loading...

People I Know - My little PRM

n_develop profile image Lars Richter ・3 min read

What's the name of Jane's daughter again?

or

I remember, that Michael quit his job. But where did he apply for a new job? I'm sure he told me...

Does these kind of question sound familiar to you? Welcome to my life. :-)

My memory is not the best. Especially, when it comes to names and stuff. That's why I started using my Google Contacts pretty extensively.
Did you know, that you can store "relationships" in your Google contacts? That's pretty useful.
So on John's contact I stored a couple of relationships like:
"Wife": "Jane"
"Son": "Michael"
"Daughter": "Rachel"

That helped me a lot already. If I knew I was going to meet John today, I just checked his contact to remember the names of his kids.
But last time we met, he told me something interesting about his son? What was it again? He broke his arm or something like that.
For these stuff, I used the "Notes" field on the contacts. It's just a free-text field to hold any information like "His son Michael broke a leg".
So if I check his contact (and the "Notes" field) before we meet, my first question could be "Hi John. How is Michael? Is his leg ok again?".

All that is pretty useful. But I was still missing some features. Because the "Notes" field can grow pretty quickly. And such a big chunk of free-text can get confusing.
Wouldn't it be nice, if you could store a list of, let's call it "status updates"? Just a text and a date. This status updates (or "timeline") could be ordered by date.
That's much clearer.

I thought about using a simple CRM (Customer Relationship Management), but none of them really fit my needs or could easily be hosted on my server. While searching for
a simple CRM, I learned that PRMs are a thing. A PRM is like a CRM, but for personal use (instead of professional/commercial). It's a "Personal Relationship Management".
But I had similar problems with the already existing PRMs. For some of them it was the price, for others the hosting, etc.

I'm a developer.
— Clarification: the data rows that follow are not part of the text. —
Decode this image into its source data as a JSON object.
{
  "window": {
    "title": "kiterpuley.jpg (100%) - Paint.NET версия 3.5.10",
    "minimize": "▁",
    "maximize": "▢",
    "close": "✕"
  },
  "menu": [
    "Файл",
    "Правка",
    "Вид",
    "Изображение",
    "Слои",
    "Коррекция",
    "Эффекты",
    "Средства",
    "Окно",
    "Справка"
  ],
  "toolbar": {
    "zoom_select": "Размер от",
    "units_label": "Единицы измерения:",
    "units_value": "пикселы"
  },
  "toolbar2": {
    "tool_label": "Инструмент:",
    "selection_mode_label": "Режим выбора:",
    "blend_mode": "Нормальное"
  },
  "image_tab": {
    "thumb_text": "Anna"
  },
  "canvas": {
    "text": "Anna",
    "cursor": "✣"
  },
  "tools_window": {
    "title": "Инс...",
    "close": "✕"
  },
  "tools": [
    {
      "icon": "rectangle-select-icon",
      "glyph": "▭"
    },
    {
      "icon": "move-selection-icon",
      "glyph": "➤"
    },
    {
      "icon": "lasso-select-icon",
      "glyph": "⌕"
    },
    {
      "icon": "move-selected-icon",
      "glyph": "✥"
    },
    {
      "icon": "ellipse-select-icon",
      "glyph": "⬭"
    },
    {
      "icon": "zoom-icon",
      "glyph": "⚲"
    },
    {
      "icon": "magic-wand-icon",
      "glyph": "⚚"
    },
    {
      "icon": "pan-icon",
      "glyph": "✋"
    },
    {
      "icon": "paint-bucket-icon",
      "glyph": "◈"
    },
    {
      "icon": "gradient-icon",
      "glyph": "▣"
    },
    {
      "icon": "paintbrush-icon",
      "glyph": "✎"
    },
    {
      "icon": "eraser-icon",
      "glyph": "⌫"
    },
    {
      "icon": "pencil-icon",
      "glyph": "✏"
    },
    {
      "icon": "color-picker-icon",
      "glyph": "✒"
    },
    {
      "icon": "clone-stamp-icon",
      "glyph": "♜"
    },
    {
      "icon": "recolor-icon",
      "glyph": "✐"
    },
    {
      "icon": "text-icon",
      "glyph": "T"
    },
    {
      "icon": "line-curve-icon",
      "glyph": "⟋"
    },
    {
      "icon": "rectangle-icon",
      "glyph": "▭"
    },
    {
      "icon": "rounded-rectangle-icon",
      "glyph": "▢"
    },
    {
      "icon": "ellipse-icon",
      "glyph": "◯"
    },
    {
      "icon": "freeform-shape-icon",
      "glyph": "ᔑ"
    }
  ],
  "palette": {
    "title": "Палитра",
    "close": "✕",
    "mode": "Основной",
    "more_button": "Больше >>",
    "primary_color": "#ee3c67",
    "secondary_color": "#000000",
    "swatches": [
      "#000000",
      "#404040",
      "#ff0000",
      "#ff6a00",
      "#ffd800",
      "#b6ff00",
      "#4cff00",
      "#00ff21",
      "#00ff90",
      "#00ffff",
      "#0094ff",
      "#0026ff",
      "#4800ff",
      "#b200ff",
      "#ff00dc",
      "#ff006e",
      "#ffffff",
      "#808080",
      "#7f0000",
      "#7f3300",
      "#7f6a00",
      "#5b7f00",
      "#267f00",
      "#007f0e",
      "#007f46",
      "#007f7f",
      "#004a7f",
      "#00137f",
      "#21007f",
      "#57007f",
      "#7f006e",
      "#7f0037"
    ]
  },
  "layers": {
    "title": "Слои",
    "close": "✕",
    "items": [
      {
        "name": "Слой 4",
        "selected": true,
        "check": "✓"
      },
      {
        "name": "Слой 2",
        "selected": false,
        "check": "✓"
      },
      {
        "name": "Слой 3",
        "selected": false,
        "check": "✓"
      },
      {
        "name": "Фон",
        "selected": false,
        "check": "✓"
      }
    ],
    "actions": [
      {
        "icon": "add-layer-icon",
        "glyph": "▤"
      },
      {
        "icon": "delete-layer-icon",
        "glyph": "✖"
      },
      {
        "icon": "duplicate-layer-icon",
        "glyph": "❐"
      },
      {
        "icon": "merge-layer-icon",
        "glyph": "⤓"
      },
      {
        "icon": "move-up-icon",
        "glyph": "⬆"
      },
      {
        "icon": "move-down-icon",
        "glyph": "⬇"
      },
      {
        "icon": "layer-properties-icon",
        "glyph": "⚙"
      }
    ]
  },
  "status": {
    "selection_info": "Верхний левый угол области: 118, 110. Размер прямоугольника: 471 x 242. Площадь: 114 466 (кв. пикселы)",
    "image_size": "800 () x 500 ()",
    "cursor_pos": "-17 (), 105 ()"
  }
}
So I built my own PRM.

It is called "People I Know" and you can find the source code on GitHub.

GitHub logo n-develop / peopleiknow

"People I Know" is (or will be) a PRM (Personal Relationship Management)

People I Know

"People I Know" is (or will be) a PRM Screenshot

What is a PRM?

A PRM is a "Personal Relationship Management". On the web, you will also find the name "Personal CRM" So you can use "People I Know" to store information about the people you know. ;-)

Is it like my "Contacts" app on my phone?

Yes, somehow it is.

So, why would I use it?

There were a few reasons for me to build this application. For "normal" contact management, the standard android or iOS app would be fine. But there was something missing for me.

  1. If you use the before mentioned services, you don't own your data. It is stored somewhere in Apples or Googles Cloud services.
  2. The standard apps / services do not provide good possibilities to store some kind of timeline / updates for the contacts. You still have the "Notes" field, but…

If you want to try it, you can check out https://peopleiknow.lars-richter.dev/ with username "user" and password "demo". Create, edit and delete contacts just as you like.
I will reset the system from time to time.

Feedback is very welcome. Please let me know what you think. I you see major issues, feel free to contact me or (even better) create an issue on GitHub.
Here are some TODOs that are still on my list:

  • Photo upload is still missing
  • Clean up the JavaScript. Right now it's just one "big" file.
  • Improve the mobile user experience

As you can see from the TODOs, my frontend skills are... let's call it "limited". ;-) I use Bulma for the styling and pure JavaScript (no framework, no jQuery) for the scripting. The backend is done in ASP.NET Core.

Again, feedback is very welcome. It's the first "toy-project" that I share publicly.

Posted on by:

n_develop profile

Lars Richter

@n_develop

I'm a father, husband, developer, .NET-fan, blogger and tea-driven developer.

Discussion

markdown guide